• PROVIDED DATA:

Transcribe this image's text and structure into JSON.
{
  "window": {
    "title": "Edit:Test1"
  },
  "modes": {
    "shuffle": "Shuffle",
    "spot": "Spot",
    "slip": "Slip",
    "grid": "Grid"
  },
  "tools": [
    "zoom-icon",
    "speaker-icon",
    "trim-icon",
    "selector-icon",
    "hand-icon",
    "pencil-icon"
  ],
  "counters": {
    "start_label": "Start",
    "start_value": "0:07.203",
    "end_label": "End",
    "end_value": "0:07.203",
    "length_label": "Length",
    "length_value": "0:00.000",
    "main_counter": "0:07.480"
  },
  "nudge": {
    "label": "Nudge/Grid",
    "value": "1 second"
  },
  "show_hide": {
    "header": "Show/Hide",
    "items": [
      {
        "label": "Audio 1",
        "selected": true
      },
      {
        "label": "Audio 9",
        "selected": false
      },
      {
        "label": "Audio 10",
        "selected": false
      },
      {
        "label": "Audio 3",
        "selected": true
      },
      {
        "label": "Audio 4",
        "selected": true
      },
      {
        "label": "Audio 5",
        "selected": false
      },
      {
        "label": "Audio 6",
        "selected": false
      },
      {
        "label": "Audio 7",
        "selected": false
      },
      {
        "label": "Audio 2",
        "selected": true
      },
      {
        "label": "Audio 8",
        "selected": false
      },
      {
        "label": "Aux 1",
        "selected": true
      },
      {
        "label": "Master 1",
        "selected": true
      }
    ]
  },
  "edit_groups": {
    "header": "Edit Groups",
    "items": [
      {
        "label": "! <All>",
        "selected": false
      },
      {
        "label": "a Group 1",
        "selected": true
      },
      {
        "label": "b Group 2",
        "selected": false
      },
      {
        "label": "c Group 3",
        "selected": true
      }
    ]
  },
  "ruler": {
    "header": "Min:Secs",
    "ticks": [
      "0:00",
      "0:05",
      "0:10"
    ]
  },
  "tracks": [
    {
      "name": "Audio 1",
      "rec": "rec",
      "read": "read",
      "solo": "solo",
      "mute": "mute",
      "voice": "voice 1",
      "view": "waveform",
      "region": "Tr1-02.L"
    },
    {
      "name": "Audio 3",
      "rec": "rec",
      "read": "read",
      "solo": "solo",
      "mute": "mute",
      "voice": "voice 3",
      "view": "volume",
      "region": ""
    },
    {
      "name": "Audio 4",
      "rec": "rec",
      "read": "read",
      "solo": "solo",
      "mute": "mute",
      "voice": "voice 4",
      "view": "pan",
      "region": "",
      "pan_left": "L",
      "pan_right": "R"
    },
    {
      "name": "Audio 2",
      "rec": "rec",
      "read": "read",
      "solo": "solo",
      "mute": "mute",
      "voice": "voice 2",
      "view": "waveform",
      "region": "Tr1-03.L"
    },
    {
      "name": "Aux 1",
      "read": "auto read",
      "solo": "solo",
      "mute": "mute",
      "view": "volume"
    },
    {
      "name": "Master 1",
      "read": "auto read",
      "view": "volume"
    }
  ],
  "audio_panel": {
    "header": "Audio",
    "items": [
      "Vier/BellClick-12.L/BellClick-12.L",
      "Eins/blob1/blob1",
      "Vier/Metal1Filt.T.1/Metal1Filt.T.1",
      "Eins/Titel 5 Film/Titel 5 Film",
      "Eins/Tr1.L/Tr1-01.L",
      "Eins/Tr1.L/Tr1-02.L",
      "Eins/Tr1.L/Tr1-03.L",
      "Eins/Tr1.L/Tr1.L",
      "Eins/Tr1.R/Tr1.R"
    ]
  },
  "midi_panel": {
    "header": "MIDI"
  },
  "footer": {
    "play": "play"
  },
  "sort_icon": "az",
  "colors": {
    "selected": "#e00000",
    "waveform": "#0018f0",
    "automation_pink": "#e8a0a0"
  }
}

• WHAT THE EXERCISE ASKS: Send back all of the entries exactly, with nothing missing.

• SOLUTION TO THIS PROBLEM:
Transcribe this image's text and structure into JSON.
{
  "window": {
    "title": "Edit:Test1"
  },
  "modes": {
    "shuffle": "Shuffle",
    "spot": "Spot",
    "slip": "Slip",
    "grid": "Grid"
  },
  "tools": [
    "zoom-icon",
    "speaker-icon",
    "trim-icon",
    "selector-icon",
    "hand-icon",
    "pencil-icon"
  ],
  "counters": {
    "start_label": "Start",
    "start_value": "0:07.203",
    "end_label": "End",
    "end_value": "0:07.203",
    "length_label": "Length",
    "length_value": "0:00.000",
    "main_counter": "0:07.480"
  },
  "nudge": {
    "label": "Nudge/Grid",
    "value": "1 second"
  },
  "show_hide": {
    "header": "Show/Hide",
    "items": [
      {
        "label": "Audio 1",
        "selected": true
      },
      {
        "label": "Audio 9",
        "selected": false
      },
      {
        "label": "Audio 10",
        "selected": false
      },
      {
        "label": "Audio 3",
        "selected": true
      },
      {
        "label": "Audio 4",
        "selected": true
      },
      {
        "label": "Audio 5",
        "selected": false
      },
      {
        "label": "Audio 6",
        "selected": false
      },
      {
        "label": "Audio 7",
        "selected": false
      },
      {
        "label": "Audio 2",
        "selected": true
      },
      {
        "label": "Audio 8",
        "selected": false
      },
      {
        "label": "Aux 1",
        "selected": true
      },
      {
        "label": "Master 1",
        "selected": true
      }
    ]
  },
  "edit_groups": {
    "header": "Edit Groups",
    "items": [
      {
        "label": "! <All>",
        "selected": false
      },
      {
        "label": "a Group 1",
        "selected": true
      },
      {
        "label": "b Group 2",
        "selected": false
      },
      {
        "label": "c Group 3",
        "selected": true
      }
    ]
  },
  "ruler": {
    "header": "Min:Secs",
    "ticks": [
      "0:00",
      "0:05",
      "0:10"
    ]
  },
  "tracks": [
    {
      "name": "Audio 1",
      "rec": "rec",
      "read": "read",
      "solo": "solo",
      "mute": "mute",
      "voice": "voice 1",
      "view": "waveform",
      "region": "Tr1-02.L"
    },
    {
      "name": "Audio 3",
      "rec": "rec",
      "read": "read",
      "solo": "solo",
      "mute": "mute",
      "voice": "voice 3",
      "view": "volume",
      "region": ""
    },
    {
      "name": "Audio 4",
      "rec": "rec",
      "read": "read",
      "solo": "solo",
      "mute": "mute",
      "voice": "voice 4",
      "view": "pan",
      "region": "",
      "pan_left": "L",
      "pan_right": "R"
    },
    {
      "name": "Audio 2",
      "rec": "rec",
      "read": "read",
      "solo": "solo",
      "mute": "mute",
      "voice": "voice 2",
      "view": "waveform",
      "region": "Tr1-03.L"
    },
    {
      "name": "Aux 1",
      "read": "auto read",
      "solo": "solo",
      "mute": "mute",
      "view": "volume"
    },
    {
      "name": "Master 1",
      "read": "auto read",
      "view": "volume"
    }
  ],
  "audio_panel": {
    "header": "Audio",
    "items": [
      "Vier/BellClick-12.L/BellClick-12.L",
      "Eins/blob1/blob1",
      "Vier/Metal1Filt.T.1/Metal1Filt.T.1",
      "Eins/Titel 5 Film/Titel 5 Film",
      "Eins/Tr1.L/Tr1-01.L",
      "Eins/Tr1.L/Tr1-02.L",
      "Eins/Tr1.L/Tr1-03.L",
      "Eins/Tr1.L/Tr1.L",
      "Eins/Tr1.R/Tr1.R"
    ]
  },
  "midi_panel": {
    "header": "MIDI"
  },
  "footer": {
    "play": "play"
  },
  "sort_icon": "az",
  "colors": {
    "selected": "#e00000",
    "waveform": "#0018f0",
    "automation_pink": "#e8a0a0"
  }
}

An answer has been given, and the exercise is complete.